Work to complete:
Output every entry below exactly, without its pictures.

Records for processing:
● ● ● ● ● ● ●

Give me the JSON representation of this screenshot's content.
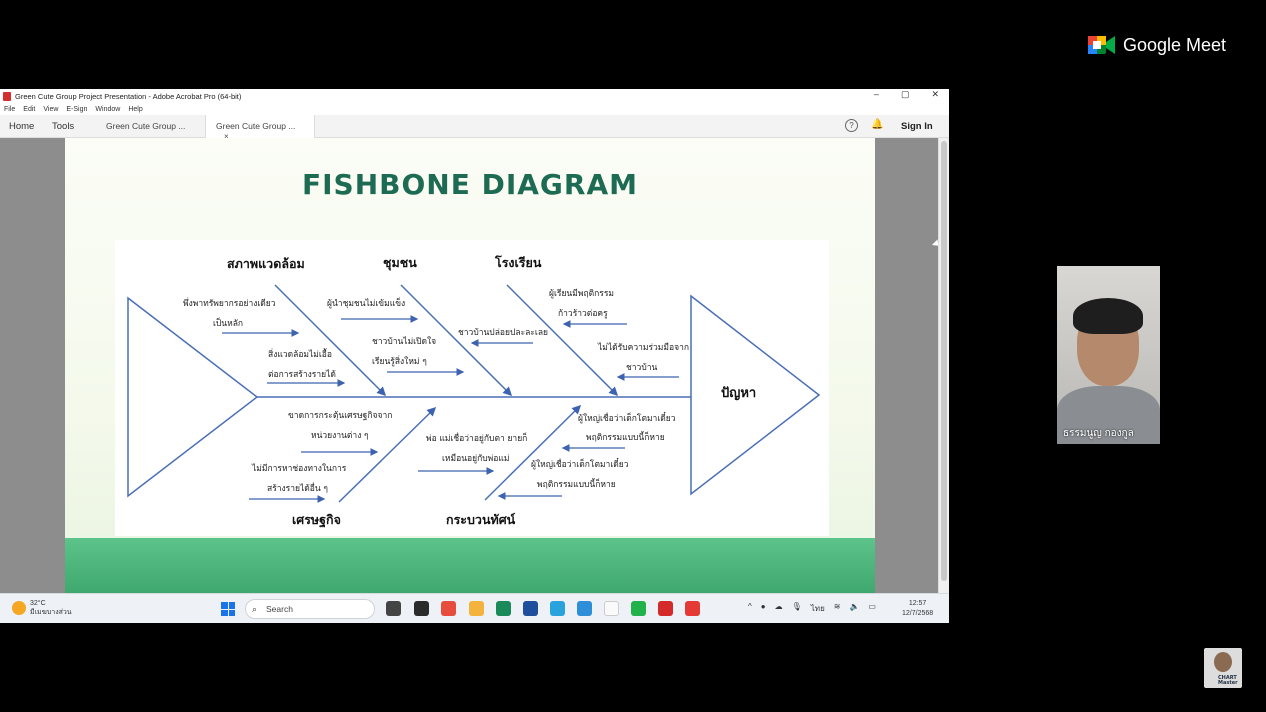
{
  "meet": {
    "brand": "Google Meet"
  },
  "window": {
    "title": "Green Cute Group Project Presentation - Adobe Acrobat Pro (64-bit)",
    "controls": {
      "minimize": "–",
      "restore": "▢",
      "close": "✕"
    }
  },
  "menu": {
    "items": [
      "File",
      "Edit",
      "View",
      "E-Sign",
      "Window",
      "Help"
    ]
  },
  "tabs": {
    "home": "Home",
    "tools": "Tools",
    "doc_tab_1": "Green Cute Group ...",
    "doc_tab_2": "Green Cute Group ...",
    "close": "×",
    "help": "?",
    "sign_in": "Sign In"
  },
  "slide": {
    "title": "FISHBONE DIAGRAM",
    "head_label": "ปัญหา",
    "categories": {
      "top_1": "สภาพแวดล้อม",
      "top_2": "ชุมชน",
      "top_3": "โรงเรียน",
      "bottom_1": "เศรษฐกิจ",
      "bottom_2": "กระบวนทัศน์"
    },
    "causes": {
      "env_1a": "พึ่งพาทรัพยากรอย่างเดียว",
      "env_1b": "เป็นหลัก",
      "env_2a": "สิ่งแวดล้อมไม่เอื้อ",
      "env_2b": "ต่อการสร้างรายได้",
      "com_1": "ผู้นำชุมชนไม่เข้มแข็ง",
      "com_2a": "ชาวบ้านไม่เปิดใจ",
      "com_2b": "เรียนรู้สิ่งใหม่ ๆ",
      "sch_1a": "ผู้เรียนมีพฤติกรรม",
      "sch_1b": "ก้าวร้าวต่อครู",
      "sch_2": "ชาวบ้านปล่อยปละละเลย",
      "sch_3a": "ไม่ได้รับความร่วมมือจาก",
      "sch_3b": "ชาวบ้าน",
      "eco_1a": "ขาดการกระตุ้นเศรษฐกิจจาก",
      "eco_1b": "หน่วยงานต่าง ๆ",
      "eco_2a": "ไม่มีการหาช่องทางในการ",
      "eco_2b": "สร้างรายได้อื่น ๆ",
      "par_1a": "พ่อ แม่เชื่อว่าอยู่กับตา ยายก็",
      "par_1b": "เหมือนอยู่กับพ่อแม่",
      "par_2a": "ผู้ใหญ่เชื่อว่าเด็กโตมาเดี๋ยว",
      "par_2b": "พฤติกรรมแบบนี้ก็หาย",
      "par_3a": "ผู้ใหญ่เชื่อว่าเด็กโตมาเดี๋ยว",
      "par_3b": "พฤติกรรมแบบนี้ก็หาย"
    }
  },
  "taskbar": {
    "weather_temp": "32°C",
    "weather_desc": "มีเมฆบางส่วน",
    "search": "Search",
    "tray_lang": "ไทย",
    "tray_up": "^",
    "time": "12:57",
    "date": "12/7/2568"
  },
  "participant": {
    "name": "ธรรมนูญ กองกูล"
  },
  "self": {
    "label_1": "CHART",
    "label_2": "Master"
  },
  "colors": {
    "title_green": "#1d6b53",
    "line_blue": "#4a6fb5",
    "arrow_blue": "#3d63b0"
  }
}
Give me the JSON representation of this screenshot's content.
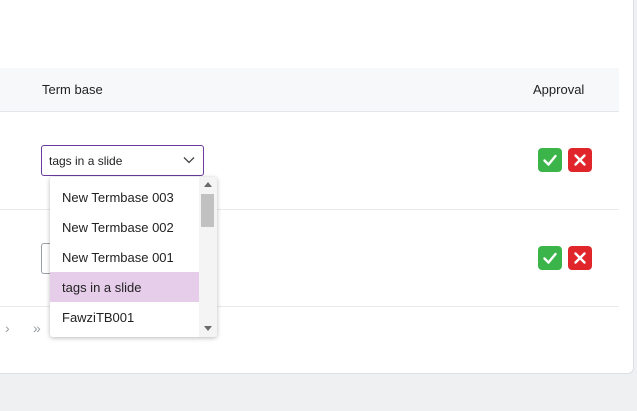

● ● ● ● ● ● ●

Answer to this exercise:
Give me the JSON representation of this screenshot's content.
{
  "meet": {
    "brand": "Google Meet"
  },
  "window": {
    "title": "Green Cute Group Project Presentation - Adobe Acrobat Pro (64-bit)",
    "controls": {
      "minimize": "–",
      "restore": "▢",
      "close": "✕"
    }
  },
  "menu": {
    "items": [
      "File",
      "Edit",
      "View",
      "E-Sign",
      "Window",
      "Help"
    ]
  },
  "tabs": {
    "home": "Home",
    "tools": "Tools",
    "doc_tab_1": "Green Cute Group ...",
    "doc_tab_2": "Green Cute Group ...",
    "close": "×",
    "help": "?",
    "sign_in": "Sign In"
  },
  "slide": {
    "title": "FISHBONE DIAGRAM",
    "head_label": "ปัญหา",
    "categories": {
      "top_1": "สภาพแวดล้อม",
      "top_2": "ชุมชน",
      "top_3": "โรงเรียน",
      "bottom_1": "เศรษฐกิจ",
      "bottom_2": "กระบวนทัศน์"
    },
    "causes": {
      "env_1a": "พึ่งพาทรัพยากรอย่างเดียว",
      "env_1b": "เป็นหลัก",
      "env_2a": "สิ่งแวดล้อมไม่เอื้อ",
      "env_2b": "ต่อการสร้างรายได้",
      "com_1": "ผู้นำชุมชนไม่เข้มแข็ง",
      "com_2a": "ชาวบ้านไม่เปิดใจ",
      "com_2b": "เรียนรู้สิ่งใหม่ ๆ",
      "sch_1a": "ผู้เรียนมีพฤติกรรม",
      "sch_1b": "ก้าวร้าวต่อครู",
      "sch_2": "ชาวบ้านปล่อยปละละเลย",
      "sch_3a": "ไม่ได้รับความร่วมมือจาก",
      "sch_3b": "ชาวบ้าน",
      "eco_1a": "ขาดการกระตุ้นเศรษฐกิจจาก",
      "eco_1b": "หน่วยงานต่าง ๆ",
      "eco_2a": "ไม่มีการหาช่องทางในการ",
      "eco_2b": "สร้างรายได้อื่น ๆ",
      "par_1a": "พ่อ แม่เชื่อว่าอยู่กับตา ยายก็",
      "par_1b": "เหมือนอยู่กับพ่อแม่",
      "par_2a": "ผู้ใหญ่เชื่อว่าเด็กโตมาเดี๋ยว",
      "par_2b": "พฤติกรรมแบบนี้ก็หาย",
      "par_3a": "ผู้ใหญ่เชื่อว่าเด็กโตมาเดี๋ยว",
      "par_3b": "พฤติกรรมแบบนี้ก็หาย"
    }
  },
  "taskbar": {
    "weather_temp": "32°C",
    "weather_desc": "มีเมฆบางส่วน",
    "search": "Search",
    "tray_lang": "ไทย",
    "tray_up": "^",
    "time": "12:57",
    "date": "12/7/2568"
  },
  "participant": {
    "name": "ธรรมนูญ กองกูล"
  },
  "self": {
    "label_1": "CHART",
    "label_2": "Master"
  },
  "colors": {
    "title_green": "#1d6b53",
    "line_blue": "#4a6fb5",
    "arrow_blue": "#3d63b0"
  }
}
Give me the JSON representation of this screenshot's content.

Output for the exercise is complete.